Physical activity is a tremendous outlet for kids with ADHD and for their boundless, restless energy. Sports feed that insatiable need for movement and activity, but finding the right one for each individual child is a process of trial and error that sometimes feels like its own grudge match.
Reviewed on February 9, 2018
Jasmine is sprinting up and down the sideline of the basketball court, cheering and giving high-fives to players and coaches like she just won game 7 of the finals. What she’s really playing is a four-on-four scrimmage against her own team, and she’s excited because she successfully passed the ball to another player.

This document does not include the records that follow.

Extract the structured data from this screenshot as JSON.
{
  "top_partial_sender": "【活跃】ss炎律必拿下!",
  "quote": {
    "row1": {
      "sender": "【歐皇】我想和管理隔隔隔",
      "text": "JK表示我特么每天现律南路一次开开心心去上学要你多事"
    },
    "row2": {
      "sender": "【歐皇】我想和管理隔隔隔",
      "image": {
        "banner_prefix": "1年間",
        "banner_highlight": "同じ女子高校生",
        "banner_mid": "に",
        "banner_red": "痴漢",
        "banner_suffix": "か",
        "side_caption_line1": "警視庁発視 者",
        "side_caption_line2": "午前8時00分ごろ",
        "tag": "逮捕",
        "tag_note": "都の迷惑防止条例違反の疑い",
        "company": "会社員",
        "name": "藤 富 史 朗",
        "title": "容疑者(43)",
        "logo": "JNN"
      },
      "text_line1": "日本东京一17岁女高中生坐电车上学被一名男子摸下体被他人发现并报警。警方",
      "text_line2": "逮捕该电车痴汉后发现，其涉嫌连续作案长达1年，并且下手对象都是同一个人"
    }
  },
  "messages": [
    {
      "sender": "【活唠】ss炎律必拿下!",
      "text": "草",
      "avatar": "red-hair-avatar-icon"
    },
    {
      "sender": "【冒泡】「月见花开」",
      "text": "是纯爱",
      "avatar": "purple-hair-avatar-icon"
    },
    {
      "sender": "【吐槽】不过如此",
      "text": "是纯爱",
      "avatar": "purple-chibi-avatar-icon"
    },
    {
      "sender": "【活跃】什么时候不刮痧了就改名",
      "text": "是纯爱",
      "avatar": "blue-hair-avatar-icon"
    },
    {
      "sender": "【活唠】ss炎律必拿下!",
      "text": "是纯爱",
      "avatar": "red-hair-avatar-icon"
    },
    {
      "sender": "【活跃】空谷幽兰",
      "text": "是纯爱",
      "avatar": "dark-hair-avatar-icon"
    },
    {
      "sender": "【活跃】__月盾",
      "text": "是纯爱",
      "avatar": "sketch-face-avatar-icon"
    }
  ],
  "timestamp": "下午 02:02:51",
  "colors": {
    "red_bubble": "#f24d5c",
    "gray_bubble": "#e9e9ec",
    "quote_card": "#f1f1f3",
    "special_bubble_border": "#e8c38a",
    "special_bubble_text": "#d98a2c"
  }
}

I’m nervous that, when she makes her first basket, her head might explode.
The fun thing about basketball, particularly co-ed basketball, is that Jasmine’s wild behavior doesn’t stand out. Cheerleading was a different story. She liked it ok, but half the time didn’t behave. Laurie would come home from practice with a dejected look on her face.
“Uh oh,” I would say. “Was it that bad?”
“She just doesn’t follow directions,” Laurie would say. “When the coach tells her what to do, Jasmine just stands there with this look on her face that says, ‘Nah. Don’t feel like doing that.’”
It’s disappointing because I loved watching her cheer competitions: the hot pink pom-poms, the make-up, the high kicks. It was too freaking cute. Or I guess in Jasmine’s case it was half freaking cute.
In the past, we’ve signed her up for neighborhood running events. Our city has an annual Race by the Lake, in which kids compete according to their ages. Back when Jasmine was five, she competed in a half-mile jog. I practiced with her several times leading up to race day, and the practices hinged entirely on her attitude in the moment. If she felt like running, she left me in the dust. If she didn’t feel like running, the walk back home was long and filled with whining. It gave me a taste of what Laurie went through with cheer. I walked in the door from a run and Laurie could tell exactly how it went by the look on my face.
“Was it that bad?” she asked.
“She just doesn’t follow directions…”
When race day came and her age group lined up, Jasmine had her game face on. Laurie and I both said to each other, “Oh boy! We’re getting ‘Good Attitude Jasmine.’” The little pop gun went off, and Jasmine sprinted out in front and quickly passed the spotters from the high school track team. She maintained a wide lead until about halfway through the race, when she melted down into a sobbing mess. Laurie and I shouted encouragements, “You can do it!” and “You’re almost there!” but they were answered by “It’s too long!” and “I’m so tired!” By the time she shambled across the finish line, her little runner tag was soaking wet with tears and snot. We tried to settle her down, but it wasn’t until she saw the table with the reward snacks that she wiped away her tears, smiled at me, and said, “Do I still get my donut?”
So now we’re trying basketball. And so far it’s a better fit. Every kid stomps his or her feet when the ball is stolen or ducks when the ball is passed to them. “Hey!” they shout at each other. “That almost hit my face!” And they all freak out when they make a basket. For that matter, they freak out when they have the ball. At her last practice, Jasmine caught a rebound and an opponent immediately stole the ball right out of her hands, but she was elated. “Mommy! Daddy! Did you see I had the ball?!”
“Ok, baby!” I shout. “Next time dribble the ball!”
“Ok, Daddy!” she shouts back.
I have to admit, this beats the heck out of her running tantrum and her cheerleading apathy. Plus she’s having fun. And who knows, maybe 45 minutes of running up and down the court will tucker her out and take the edge off bedtime. A daddy can dream…